"The narratives of the world are numberless. Narrative is first and foremost a prodigious variety of genres, themselves distributed amongst different substances--as though any material were fit to receive man's stories. Able to be carried by articulated language, spoken or written, fixed or moving images, gestures, and the ordered mixtures of all these substances; narrative is present in myth, legend, fable, tale, novella, epic, history, tragedy, drama, comedy, mime, painting (think of Carpaccio's Saint Ursala), stained glass windows, cinema, comics, news items, conversation. Moreover, under this almost infinite diversity of forms, narrative is rpesent in every age, in every place, in every society; it begins with the very history of mankind and there nowhere is nor has been a people without narrative. All classes, all human groups, have their narratives, enjoyment of which is very often shared by men with different, even opposing, cultural backgrounds. Caring nothing for the division between good and bad literature, narrative is international, transhistorical, transcultural: it is simply there, like life itself." --Roland Barthes, "Introduction to the Structural Analysis of Narratives"
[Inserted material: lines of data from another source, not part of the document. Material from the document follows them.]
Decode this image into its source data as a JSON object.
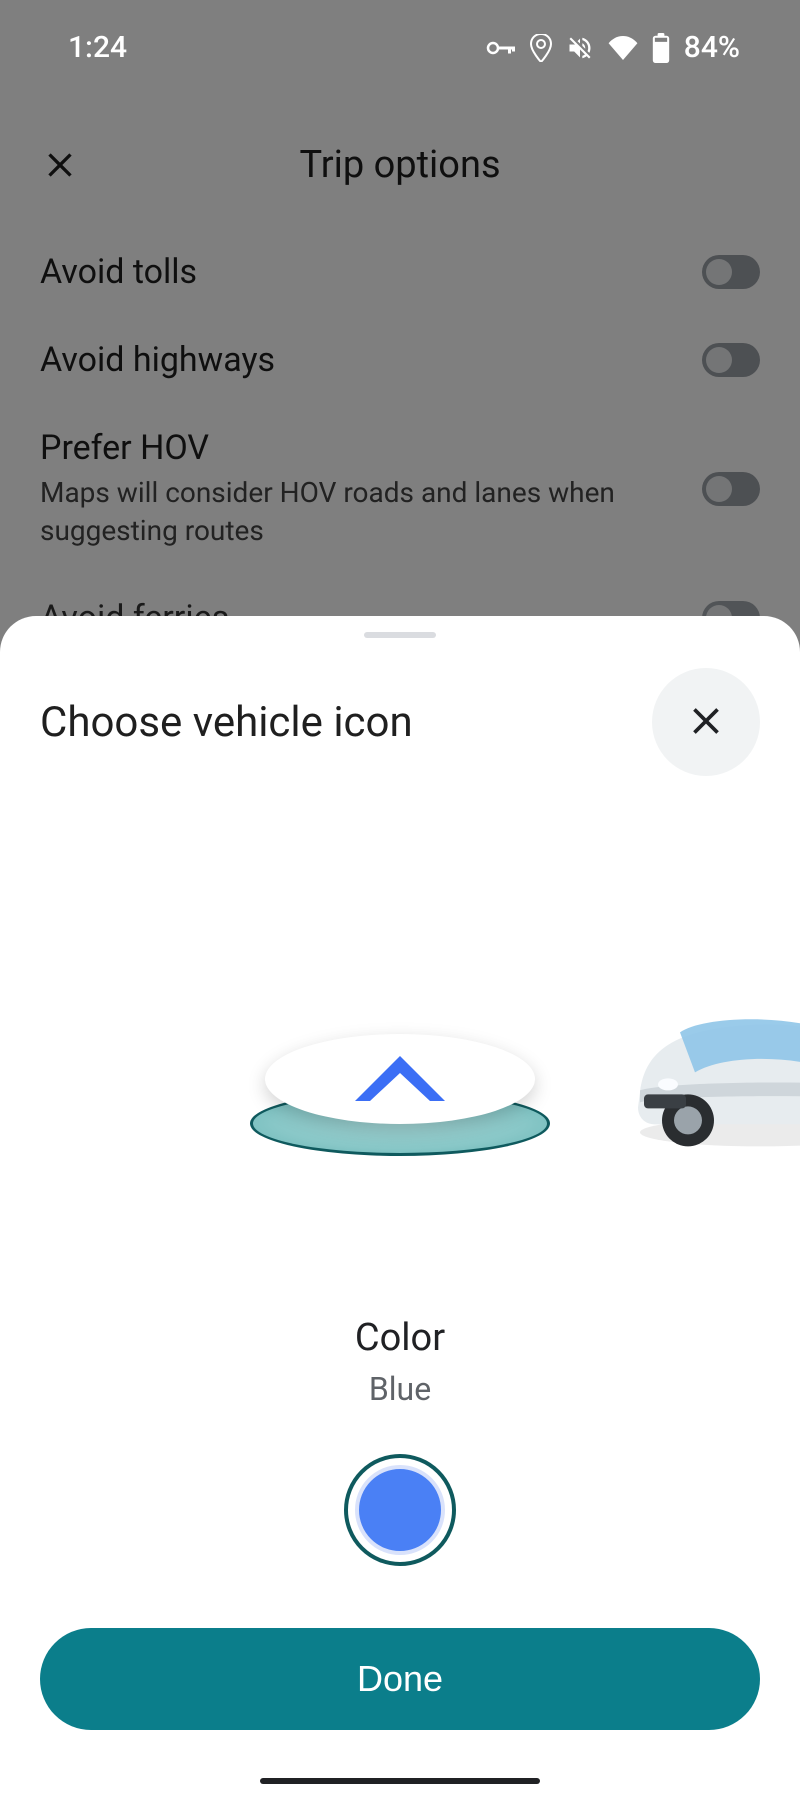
{
  "status": {
    "time": "1:24",
    "battery": "84%"
  },
  "trip": {
    "title": "Trip options",
    "options": [
      {
        "label": "Avoid tolls",
        "sub": ""
      },
      {
        "label": "Avoid highways",
        "sub": ""
      },
      {
        "label": "Prefer HOV",
        "sub": "Maps will consider HOV roads and lanes when suggesting routes"
      },
      {
        "label": "Avoid ferries",
        "sub": ""
      }
    ]
  },
  "sheet": {
    "title": "Choose vehicle icon",
    "color_label": "Color",
    "color_name": "Blue",
    "color_hex": "#4a80f5",
    "done": "Done"
  }
}
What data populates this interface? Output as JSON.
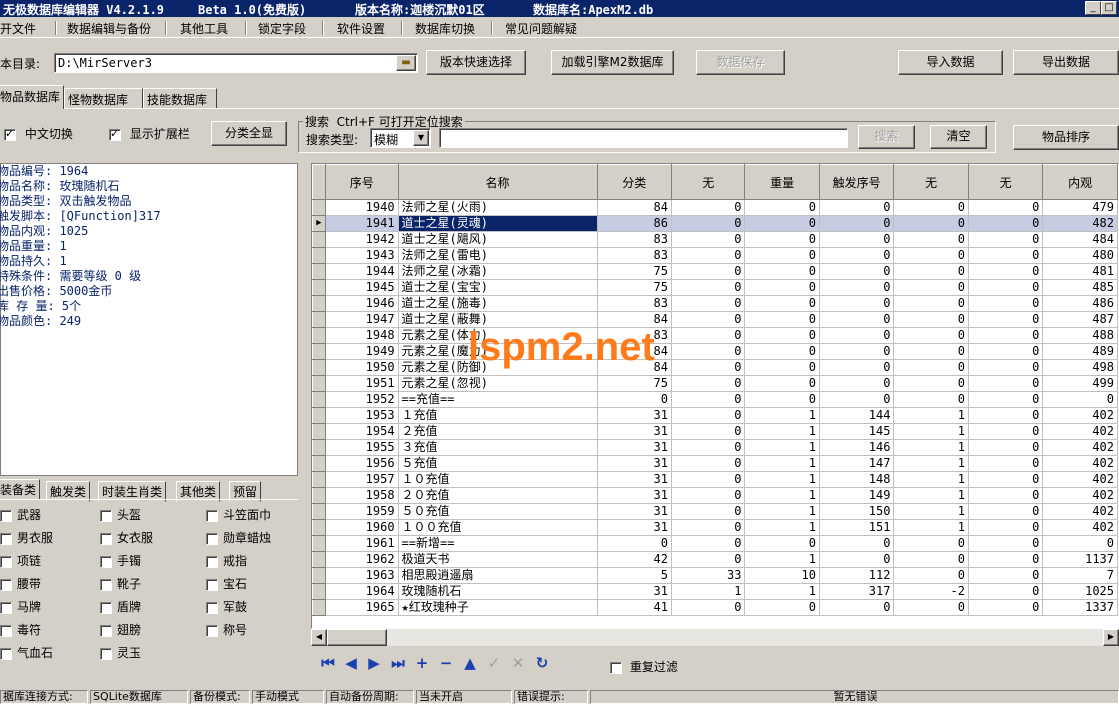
{
  "title": {
    "app": "无极数据库编辑器 V4.2.1.9",
    "beta": "Beta 1.0(免费版)",
    "version_label": "版本名称:迦楼沉默01区",
    "db_label": "数据库名:ApexM2.db"
  },
  "menu": [
    "开文件",
    "数据编辑与备份",
    "其他工具",
    "锁定字段",
    "软件设置",
    "数据库切换",
    "常见问题解疑"
  ],
  "toolbar": {
    "dir_label": "本目录:",
    "dir_value": "D:\\MirServer3",
    "quick_select": "版本快速选择",
    "load_engine": "加载引擎M2数据库",
    "save_data": "数据保存",
    "import": "导入数据",
    "export": "导出数据"
  },
  "tabs": [
    "物品数据库",
    "怪物数据库",
    "技能数据库"
  ],
  "options": {
    "chinese_switch": "中文切换",
    "show_ext": "显示扩展栏",
    "show_all": "分类全显"
  },
  "search": {
    "legend": "搜索  Ctrl+F 可打开定位搜索",
    "type_label": "搜索类型:",
    "type_value": "模糊",
    "value": "",
    "search_btn": "搜索",
    "clear_btn": "清空",
    "sort_btn": "物品排序"
  },
  "info_lines": [
    "物品编号: 1964",
    "物品名称: 玫瑰随机石",
    "物品类型: 双击触发物品",
    "触发脚本: [QFunction]317",
    "物品内观: 1025",
    "物品重量: 1",
    "物品持久: 1",
    "特殊条件: 需要等级 0 级",
    "出售价格: 5000金币",
    "库 存 量: 5个",
    "物品颜色: 249"
  ],
  "category_tabs": [
    "装备类",
    "触发类",
    "时装生肖类",
    "其他类",
    "预留"
  ],
  "categories": [
    [
      "武器",
      "头盔",
      "斗笠面巾"
    ],
    [
      "男衣服",
      "女衣服",
      "勋章蜡烛"
    ],
    [
      "项链",
      "手镯",
      "戒指"
    ],
    [
      "腰带",
      "靴子",
      "宝石"
    ],
    [
      "马牌",
      "盾牌",
      "军鼓"
    ],
    [
      "毒符",
      "翅膀",
      "称号"
    ],
    [
      "气血石",
      "灵玉",
      ""
    ]
  ],
  "grid": {
    "columns": [
      "序号",
      "名称",
      "分类",
      "无",
      "重量",
      "触发序号",
      "无",
      "无",
      "内观"
    ],
    "rows": [
      [
        "1940",
        "法师之星(火雨)",
        "84",
        "0",
        "0",
        "0",
        "0",
        "0",
        "479"
      ],
      [
        "1941",
        "道士之星(灵魂)",
        "86",
        "0",
        "0",
        "0",
        "0",
        "0",
        "482"
      ],
      [
        "1942",
        "道士之星(飓风)",
        "83",
        "0",
        "0",
        "0",
        "0",
        "0",
        "484"
      ],
      [
        "1943",
        "法师之星(雷电)",
        "83",
        "0",
        "0",
        "0",
        "0",
        "0",
        "480"
      ],
      [
        "1944",
        "法师之星(冰霜)",
        "75",
        "0",
        "0",
        "0",
        "0",
        "0",
        "481"
      ],
      [
        "1945",
        "道士之星(宝宝)",
        "75",
        "0",
        "0",
        "0",
        "0",
        "0",
        "485"
      ],
      [
        "1946",
        "道士之星(施毒)",
        "83",
        "0",
        "0",
        "0",
        "0",
        "0",
        "486"
      ],
      [
        "1947",
        "道士之星(蔽舞)",
        "84",
        "0",
        "0",
        "0",
        "0",
        "0",
        "487"
      ],
      [
        "1948",
        "元素之星(体力)",
        "83",
        "0",
        "0",
        "0",
        "0",
        "0",
        "488"
      ],
      [
        "1949",
        "元素之星(魔力)",
        "84",
        "0",
        "0",
        "0",
        "0",
        "0",
        "489"
      ],
      [
        "1950",
        "元素之星(防御)",
        "84",
        "0",
        "0",
        "0",
        "0",
        "0",
        "498"
      ],
      [
        "1951",
        "元素之星(忽视)",
        "75",
        "0",
        "0",
        "0",
        "0",
        "0",
        "499"
      ],
      [
        "1952",
        "==充值==",
        "0",
        "0",
        "0",
        "0",
        "0",
        "0",
        "0"
      ],
      [
        "1953",
        "１充值",
        "31",
        "0",
        "1",
        "144",
        "1",
        "0",
        "402"
      ],
      [
        "1954",
        "２充值",
        "31",
        "0",
        "1",
        "145",
        "1",
        "0",
        "402"
      ],
      [
        "1955",
        "３充值",
        "31",
        "0",
        "1",
        "146",
        "1",
        "0",
        "402"
      ],
      [
        "1956",
        "５充值",
        "31",
        "0",
        "1",
        "147",
        "1",
        "0",
        "402"
      ],
      [
        "1957",
        "１０充值",
        "31",
        "0",
        "1",
        "148",
        "1",
        "0",
        "402"
      ],
      [
        "1958",
        "２０充值",
        "31",
        "0",
        "1",
        "149",
        "1",
        "0",
        "402"
      ],
      [
        "1959",
        "５０充值",
        "31",
        "0",
        "1",
        "150",
        "1",
        "0",
        "402"
      ],
      [
        "1960",
        "１００充值",
        "31",
        "0",
        "1",
        "151",
        "1",
        "0",
        "402"
      ],
      [
        "1961",
        "==新增==",
        "0",
        "0",
        "0",
        "0",
        "0",
        "0",
        "0"
      ],
      [
        "1962",
        "极道天书",
        "42",
        "0",
        "1",
        "0",
        "0",
        "0",
        "1137"
      ],
      [
        "1963",
        "相思殿逍遥扇",
        "5",
        "33",
        "10",
        "112",
        "0",
        "0",
        "7"
      ],
      [
        "1964",
        "玫瑰随机石",
        "31",
        "1",
        "1",
        "317",
        "-2",
        "0",
        "1025"
      ],
      [
        "1965",
        "★红玫瑰种子",
        "41",
        "0",
        "0",
        "0",
        "0",
        "0",
        "1337"
      ]
    ]
  },
  "nav_icons": [
    "first-icon",
    "prior-icon",
    "next-icon",
    "last-icon",
    "insert-icon",
    "delete-icon",
    "edit-icon",
    "post-icon",
    "cancel-icon",
    "refresh-icon"
  ],
  "dup_filter": "重复过滤",
  "status": [
    "据库连接方式:",
    "SQLite数据库",
    "备份模式:",
    "手动模式",
    "自动备份周期:",
    "当未开启",
    "错误提示:",
    "暂无错误"
  ],
  "watermark": "lspm2.net"
}
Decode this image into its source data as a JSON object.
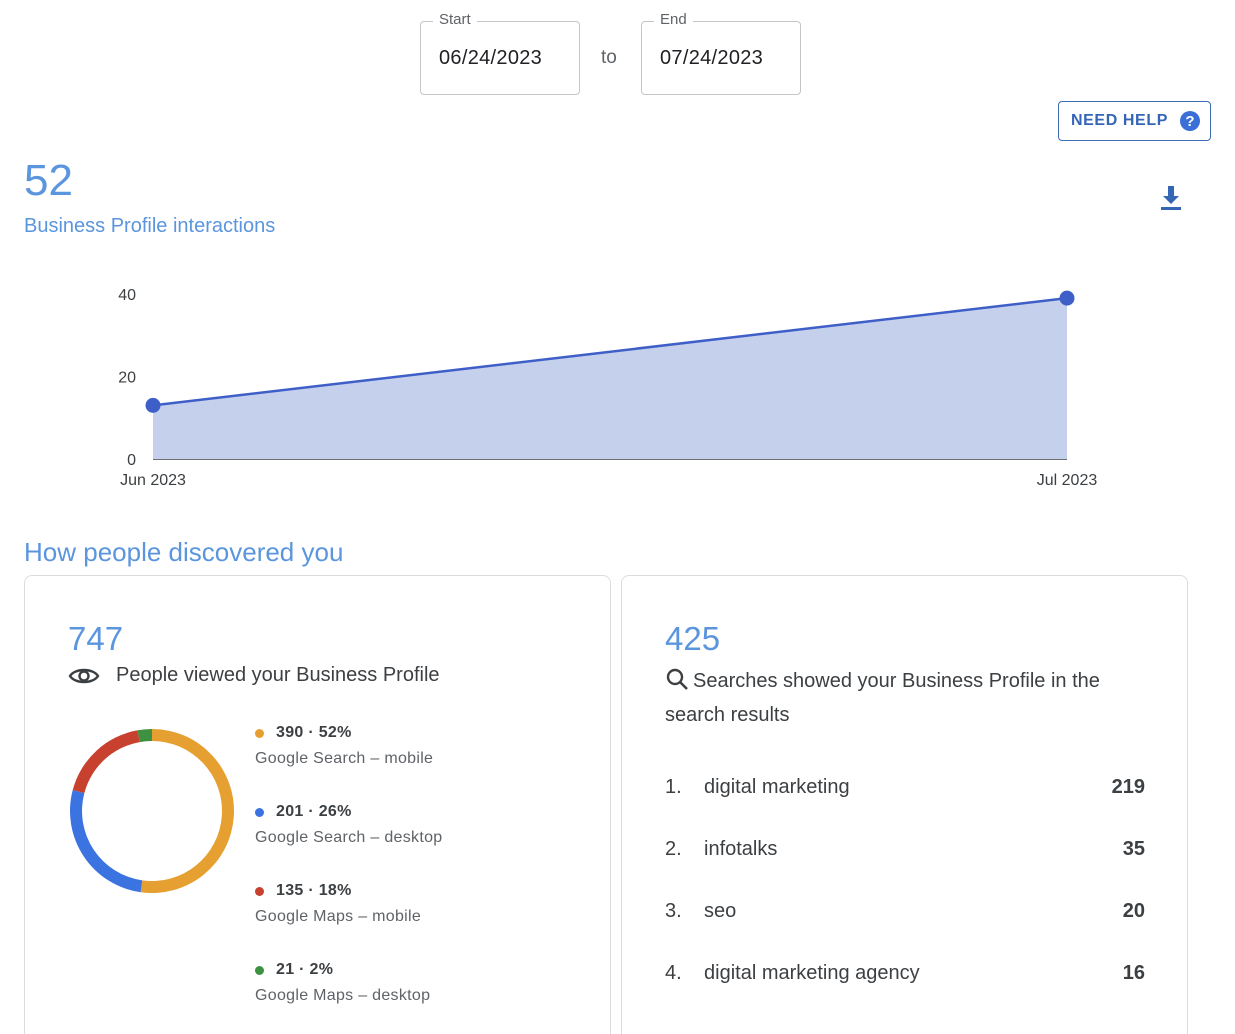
{
  "date_range": {
    "start_label": "Start",
    "start_value": "06/24/2023",
    "separator": "to",
    "end_label": "End",
    "end_value": "07/24/2023"
  },
  "help_button": {
    "label": "NEED HELP",
    "icon": "help-circle-icon"
  },
  "interactions": {
    "total": "52",
    "label": "Business Profile interactions",
    "download_icon": "download-icon"
  },
  "colors": {
    "accent": "#5b95dd",
    "line": "#3f5fc8",
    "area": "#c5d0ec",
    "mobile_search": "#e6a032",
    "desktop_search": "#3b73e0",
    "maps_mobile": "#c8402e",
    "maps_desktop": "#3d9140"
  },
  "chart_data": {
    "type": "area",
    "x": [
      "Jun 2023",
      "Jul 2023"
    ],
    "values": [
      13,
      39
    ],
    "yticks": [
      0,
      20,
      40
    ],
    "ylim": [
      0,
      40
    ],
    "grid": false,
    "title": "",
    "xlabel": "",
    "ylabel": ""
  },
  "discovery": {
    "title": "How people discovered you",
    "views": {
      "total": "747",
      "label": "People viewed your Business Profile",
      "icon": "eye-icon",
      "breakdown_chart": {
        "type": "pie",
        "categories": [
          "Google Search – mobile",
          "Google Search – desktop",
          "Google Maps – mobile",
          "Google Maps – desktop"
        ],
        "values": [
          390,
          201,
          135,
          21
        ]
      },
      "breakdown": [
        {
          "stat": "390 · 52%",
          "label": "Google Search – mobile",
          "color": "#e6a032"
        },
        {
          "stat": "201 · 26%",
          "label": "Google Search – desktop",
          "color": "#3b73e0"
        },
        {
          "stat": "135 · 18%",
          "label": "Google Maps – mobile",
          "color": "#c8402e"
        },
        {
          "stat": "21 · 2%",
          "label": "Google Maps – desktop",
          "color": "#3d9140"
        }
      ]
    },
    "searches": {
      "total": "425",
      "label": "Searches showed your Business Profile in the search results",
      "icon": "search-icon",
      "queries": [
        {
          "rank": "1.",
          "term": "digital marketing",
          "count": "219"
        },
        {
          "rank": "2.",
          "term": "infotalks",
          "count": "35"
        },
        {
          "rank": "3.",
          "term": "seo",
          "count": "20"
        },
        {
          "rank": "4.",
          "term": "digital marketing agency",
          "count": "16"
        }
      ]
    }
  }
}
"It is impossible to remain insensible to the general goodwill that pervades certain places abroad where cannibas is smoked." --Roland Barthes, "Writers, Intellectuals, Teachers"